don to revive her. Artificial respiration -waa
uaed with good effect
a sensation naf zreeir erwins x.-vy i
an order which has been issued by tb
police.' it I to the effect that th first
witnesses of the affair hav been posi
tively forbidden to speak to anyon on
the subject, which proves that ther must
be some cause for th rumor of th report
of suicide or design in th death ot the
famous author. An investigation la be
ing made on both theories. However, hat
of suicide 1 the on moat closely followed
and it is expected that some ; startling
developments will be mad befor . th
day Is over. t
Zola and his wtf returned to Paris
yesterday and both wer in good health.
Emlle Zola was on of th most famous '
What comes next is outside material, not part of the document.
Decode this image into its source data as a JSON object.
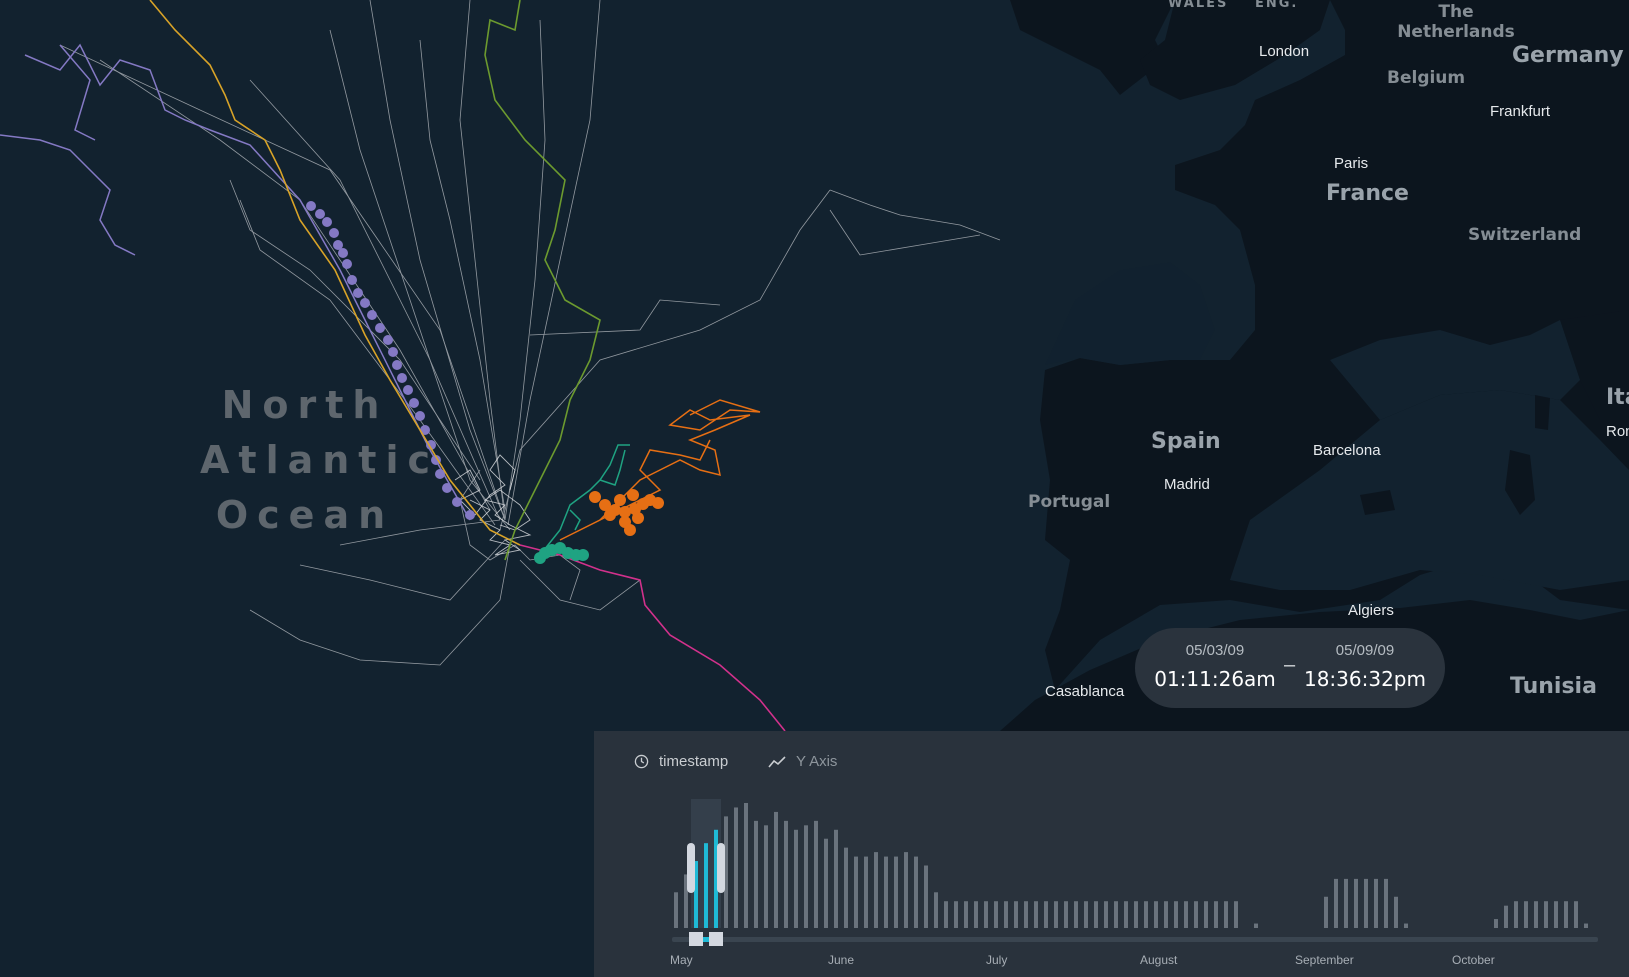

authora, bla novela having had a 'world- "
wide reputation, and it waa his writing
that, to a great extant, mad the Eater
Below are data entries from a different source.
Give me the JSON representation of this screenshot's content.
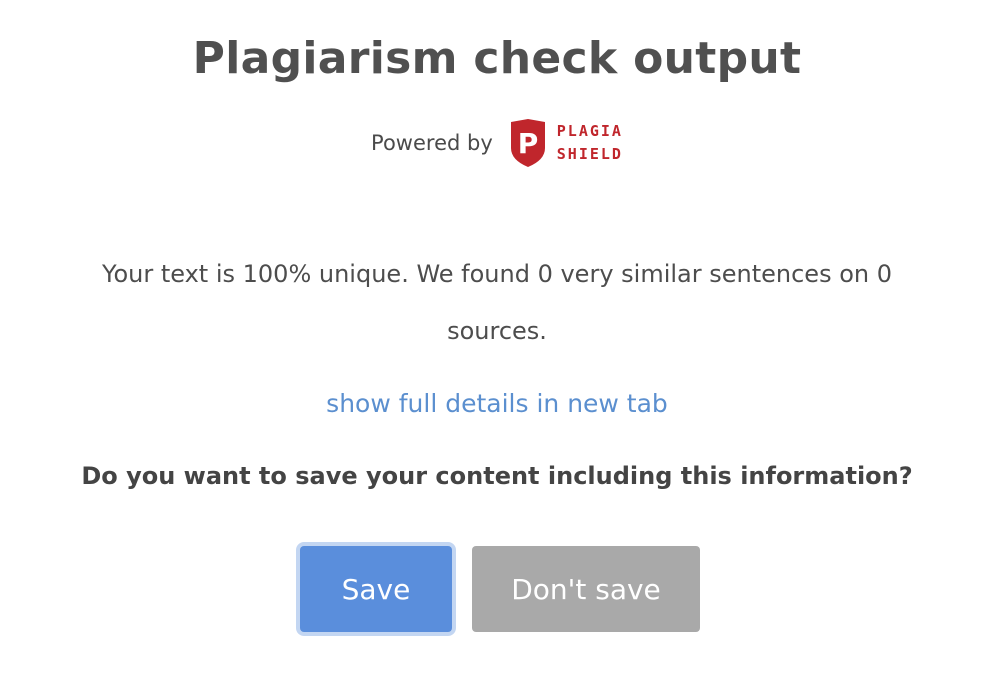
{
  "dialog": {
    "title": "Plagiarism check output",
    "powered_by": "Powered by",
    "logo": {
      "icon": "plagiashield-shield-logo",
      "icon_letter": "P",
      "line1": "PLAGIA",
      "line2": "SHIELD",
      "brand_color": "#c0262c"
    },
    "message": "Your text is 100% unique. We found 0 very similar sentences on 0 sources.",
    "details_link": "show full details in new tab",
    "question": "Do you want to save your content including this information?",
    "buttons": {
      "save": "Save",
      "dont_save": "Don't save"
    },
    "colors": {
      "save_button": "#5a8edc",
      "dont_save_button": "#a9a9a9",
      "link": "#5b8fcf"
    }
  }
}
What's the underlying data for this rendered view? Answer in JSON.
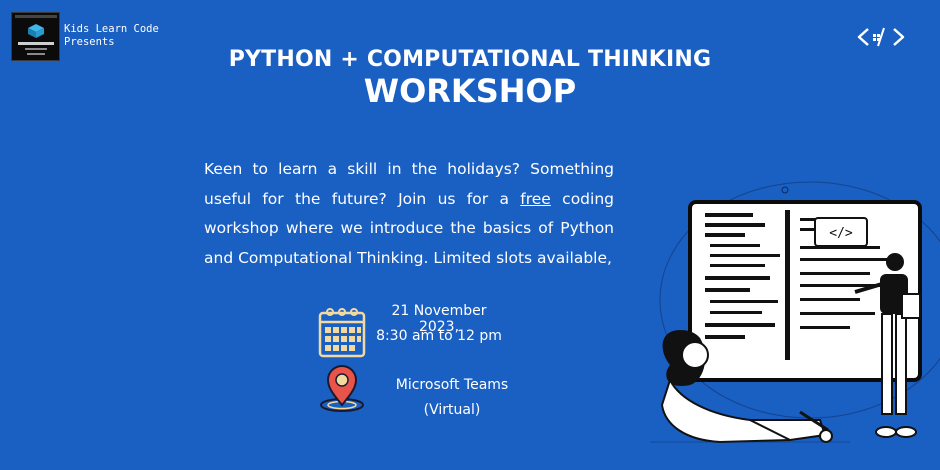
{
  "presenter": {
    "line1": "Kids Learn Code",
    "line2": "Presents"
  },
  "title": {
    "line1": "PYTHON + COMPUTATIONAL THINKING",
    "line2": "WORKSHOP"
  },
  "description": {
    "before": "Keen to learn a skill in the holidays? Something useful for the future? Join us for a ",
    "emphasis": "free",
    "after": " coding workshop where we introduce the basics of Python and Computational Thinking. Limited slots available,"
  },
  "event": {
    "date": "21 November 2023,",
    "time": "8:30 am to 12 pm"
  },
  "location": {
    "line1": "Microsoft Teams",
    "line2": "(Virtual)"
  },
  "illustration": {
    "code_tag": "</>"
  },
  "colors": {
    "background": "#1a5fc2",
    "icon_accent": "#f2d9a0",
    "pin_red": "#e8534a"
  }
}
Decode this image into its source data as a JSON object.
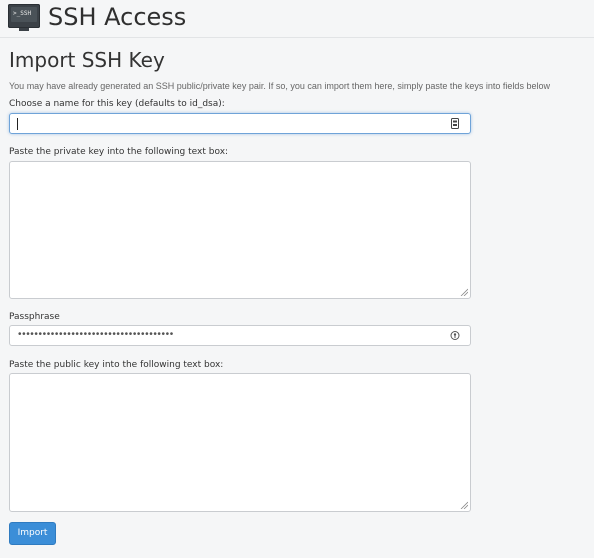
{
  "header": {
    "icon_text": ">_SSH",
    "title": "SSH Access"
  },
  "import_section": {
    "title": "Import SSH Key",
    "intro": "You may have already generated an SSH public/private key pair. If so, you can import them here, simply paste the keys into fields below",
    "name_label": "Choose a name for this key (defaults to id_dsa):",
    "name_value": "",
    "private_key_label": "Paste the private key into the following text box:",
    "private_key_value": "",
    "passphrase_label": "Passphrase",
    "passphrase_mask": "••••••••••••••••••••••••••••••••••••••",
    "public_key_label": "Paste the public key into the following text box:",
    "public_key_value": "",
    "import_button": "Import"
  },
  "icons": {
    "name_field": "password-manager-icon",
    "passphrase_field": "key-icon"
  },
  "colors": {
    "primary_button": "#3b8ed8",
    "focus_border": "#6fa3d8"
  }
}
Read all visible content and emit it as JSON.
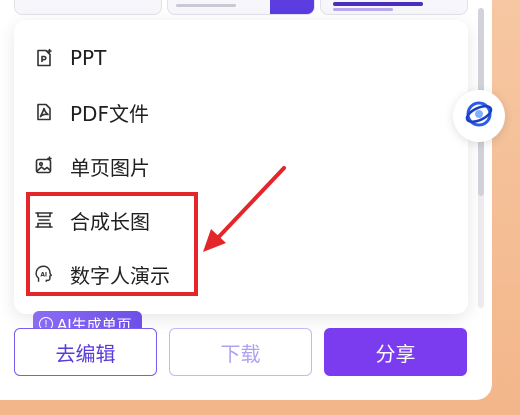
{
  "menu": {
    "items": [
      {
        "label": "PPT",
        "icon": "ppt-file-icon"
      },
      {
        "label": "PDF文件",
        "icon": "pdf-file-icon"
      },
      {
        "label": "单页图片",
        "icon": "image-icon"
      },
      {
        "label": "合成长图",
        "icon": "long-image-icon"
      },
      {
        "label": "数字人演示",
        "icon": "digital-human-icon"
      }
    ]
  },
  "tag": {
    "label": "AI生成单页",
    "icon": "info-circle-icon"
  },
  "actions": {
    "edit_label": "去编辑",
    "download_label": "下载",
    "share_label": "分享"
  },
  "colors": {
    "accent": "#7b3cf0",
    "highlight": "#e2262a",
    "background": "#f3b68a"
  }
}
hasy and Dreyfus caaea so notorious.
He was so sensational in hia treatment "
oft them that h was mad th subject
of continuous persecution by his nV
ralea, who did everything in their power
to make hi life a burden. Zola wa aborn
m Paris in 1841).. . ;
WAS ACCIDENTAL ,
SARIS, Sept . Th polio bars Issued
an official report which glvs th caus
of Zola's death as th escape of mephitis
gases oue to a aeiacov chimney.
Prominent Doctors Have
100 BODIES TAKEN
Negro Confesses That College Fac
ulty Paid $400 for
1MDIANAPOI4S, Sept I.-4loni ;
grav robberies in this city cams t a
sensational climax today In the arrest
f Dr. Alexander, demonstrator f the
Central Medical Cotleg of Indiana: Dr.
Wilson, of th same college; Oeorg Hay
maker, th whit Janitor, and - sva
egret. One gro baa confessed that
100 grave hav been robbed In th
last three months, for which the medi
cal faculty paid $400. i '.; -
On behalf ot Earl Hanson, fred Blokl
and George Hart, youths being held In th
county jail on a charg of. stealing W
horses at North Taklma. Attornay Charles
A. Patrala sued out a writ of habeas cor
pus la tb Circuit Court this morning.
Th writ was mad ratnrnabt this attar
noon, but Mr. Petrala stated that ha did
not expect to argu it . until tomorrow
morning. - y - ' , n ' , '(
la bis petition Mr. Petrain allege
general lack of Jurisdiction on th part
of th officers of Washington County and
the Sheriff of Multnomah. H lalma that
his clients are not -bald under say due
prooess of law. , - ""'-' ''-.'.'
1T.00D THREATENED, '
rOrtTlwORTH. Spl. Ja A heavy rain
la falling her and th Guadatcupo I'.fvr
is SO feet above thmean mark. No liv. i
hav been reported lost but t' via l i -mens
danger to property
: 1 1 '-